"The fundamental limitation to expansion into the solar system is not technological, but economic." - James R. Wertz
To bring everyone up to speed: I read an article called "Architecture for Developing an Economically Viable International, Large-Scale Lunar Colony" by James R. Wertz about a week and a half ago, and I've been picking at my response to it ever since. It's mostly that I've not had a whole lot of time to devote to writing something that is solely for my own pleasure.
When reading this article, I had quite a few moments where my engineer mind gave a snort and said "that's a stretch!" However, my biggest sticking point was not ultimately at the core of his argument. More or less, Wertz was saying that the most dramatic reduction in cost would be obtained not by reducing launch costs to a small fraction of what they were at the time this article was written (1999), but by fully utilizing COTS (commercial off-the-shelf) technologies and not sending up more hardware than was needed. This struck me as a similar to the strategy that Robert Zubrin outlines in his book The Case For Mars (which I haven't entirely read yet, so no spoilers, plox): utilize as many resources as possible in situ. This means using the regolith on the Moon as building materials for everything from habitats to chairs and desks, as well as finding non-terrestrial sources of nitrogen and other gases. When coupled with using as much COTS tech as possible, establishing a 1000-person colony goes from costing trillions of dollars to mere tens of billions. Wertz makes the bold claim that it would cost less than the ISS. Let that sink in for a minute before I dive into some of the nitty-gritty.
Has his claim sunk it well enough, now? Alright, moving on.
I want to talk about his treatment of the problem of launch vehicle costs, first, as it's probably the most visible aspect of almost any space mission. Wertz never says exactly what the average cost of launching a kilogram into LEO (Low-Earth Orbit) is in 1999, but I'm going to go out on a limb and say that it's pretty much the same as it is today (ignore SpaceX for a moment, I'm getting there). Well, this guy builds in as a major assumption that launch costs are going to drop by a FACTOR OF 50 in the indeterminate future. This factor of 50 includes what is essentially a bulk-rate discount, bringing the target cost of getting mass to the moon down to $1600/kg. That sounds like a lot, especially when you consider that the average person weighs about 75 kilograms (no, I don't have a source for that; I'm pretty much making it up). It's definitely out of my budget! Let's take out the factor of 5 that was taken into account for launching a lot of mass to the moon. This causes the cost to bump up to $8000/kg. However, let's look at SpaceX, now.

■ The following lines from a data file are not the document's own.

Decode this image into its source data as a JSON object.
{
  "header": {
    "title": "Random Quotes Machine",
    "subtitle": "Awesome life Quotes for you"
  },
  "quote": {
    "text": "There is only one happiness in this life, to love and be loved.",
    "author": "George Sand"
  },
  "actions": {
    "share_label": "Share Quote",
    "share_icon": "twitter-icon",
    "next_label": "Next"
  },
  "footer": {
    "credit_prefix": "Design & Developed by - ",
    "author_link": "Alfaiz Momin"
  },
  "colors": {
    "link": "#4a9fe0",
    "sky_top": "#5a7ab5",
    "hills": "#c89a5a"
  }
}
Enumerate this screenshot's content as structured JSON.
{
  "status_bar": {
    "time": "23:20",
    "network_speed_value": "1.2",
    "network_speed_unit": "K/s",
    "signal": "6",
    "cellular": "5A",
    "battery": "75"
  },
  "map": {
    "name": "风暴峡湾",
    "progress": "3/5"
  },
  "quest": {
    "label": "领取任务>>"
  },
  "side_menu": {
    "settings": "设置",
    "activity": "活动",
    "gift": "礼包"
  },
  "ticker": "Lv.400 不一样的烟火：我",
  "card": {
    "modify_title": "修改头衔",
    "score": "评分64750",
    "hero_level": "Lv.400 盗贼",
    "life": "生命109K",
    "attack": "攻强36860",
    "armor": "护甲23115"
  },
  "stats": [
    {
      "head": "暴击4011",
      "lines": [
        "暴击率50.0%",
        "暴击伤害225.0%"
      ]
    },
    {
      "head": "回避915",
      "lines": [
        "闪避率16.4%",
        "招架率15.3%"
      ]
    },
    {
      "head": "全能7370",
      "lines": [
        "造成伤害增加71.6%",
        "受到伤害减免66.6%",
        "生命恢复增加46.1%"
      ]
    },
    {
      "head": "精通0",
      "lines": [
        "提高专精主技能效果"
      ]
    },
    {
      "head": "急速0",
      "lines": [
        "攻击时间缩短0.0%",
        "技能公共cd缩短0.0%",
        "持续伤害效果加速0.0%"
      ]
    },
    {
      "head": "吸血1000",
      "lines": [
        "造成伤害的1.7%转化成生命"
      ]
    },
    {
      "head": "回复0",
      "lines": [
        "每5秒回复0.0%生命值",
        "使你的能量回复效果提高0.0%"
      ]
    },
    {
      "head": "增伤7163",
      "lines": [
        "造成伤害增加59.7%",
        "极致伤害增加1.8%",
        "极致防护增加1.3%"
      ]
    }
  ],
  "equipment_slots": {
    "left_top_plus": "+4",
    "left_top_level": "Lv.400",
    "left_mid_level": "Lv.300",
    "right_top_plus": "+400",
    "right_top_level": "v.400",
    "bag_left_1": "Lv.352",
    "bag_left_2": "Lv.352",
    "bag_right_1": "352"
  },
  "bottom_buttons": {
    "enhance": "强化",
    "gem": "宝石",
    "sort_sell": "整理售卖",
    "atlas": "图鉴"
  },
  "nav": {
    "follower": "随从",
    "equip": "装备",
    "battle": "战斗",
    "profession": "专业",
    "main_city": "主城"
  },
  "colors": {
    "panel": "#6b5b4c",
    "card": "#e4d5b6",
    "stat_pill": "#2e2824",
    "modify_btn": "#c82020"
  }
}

If you go by their website (which doesn't have cost per kg, but rather has cost and weight separately - I did the math), then the absolute lowest price to get a kilogram of whatever to Geostationary Transfer Orbit (GTO) is .... *drumroll*
And that's about half of what any other launch vehicle can do right now. (I almost wrote lunch vehicle, and now I'm hungry) It's not even to a lunar transfer orbit! And Wertz included a list of companies and the corresponding vehicles that were trying to hit the factor of 10 reduction that was needed in the first place, all of which are no longer being actively developed. This list includes the X-33, which makes me sad because that vehicle had a Cool Factor of over 9000.
But, as Wertz explains, this launch cost in conjunction with the "traditional" cost model for lunar colonization (if anything concerning what we've never done before can be considered tradtitional) is only going to get the development cost down to a figure that is in excess of $5 TRILLION. That's a T, ladies and gentlemen. That's still a humongous number. This is actually largely because projects like lunar colonization are usually approached as design solutions looking for a problem. Everything is specifically engineered for that environment, without specifying exactly what the requirements are for a lunar colony. If something doesn't need to be extensively engineered, it shouldn't be, was basically his point. The trick is figuring out what needs to be engineered, and what can and can't survive the harsh lunar environment. A smartphone, for instance, might not be able to survive the radiation as well as, say, a power drill.
So more or less, this article emphasizes Systems Engineering processes to bring the cost of engineering projects like this down. Just as SE has to be modified for Small Sats, it would also need to be modified for something like high-capacity colonies. And it all comes down to defining the requirements adequately without predetermining a design solution.
There were some other interesting tidbits in here, a lot of them about where the colony would get its air (he proposes bringing some of it from one of the gas giants - isn't that getting a bit ahead of itself) and other resources and minerals that aren't readily available on the lunar surface.
What I got from this, though? Wertz is totally Alt Space.
Anyone reading? If you got this far, AND you read the article (or part of it), let me know what you think of his proposals in the comments!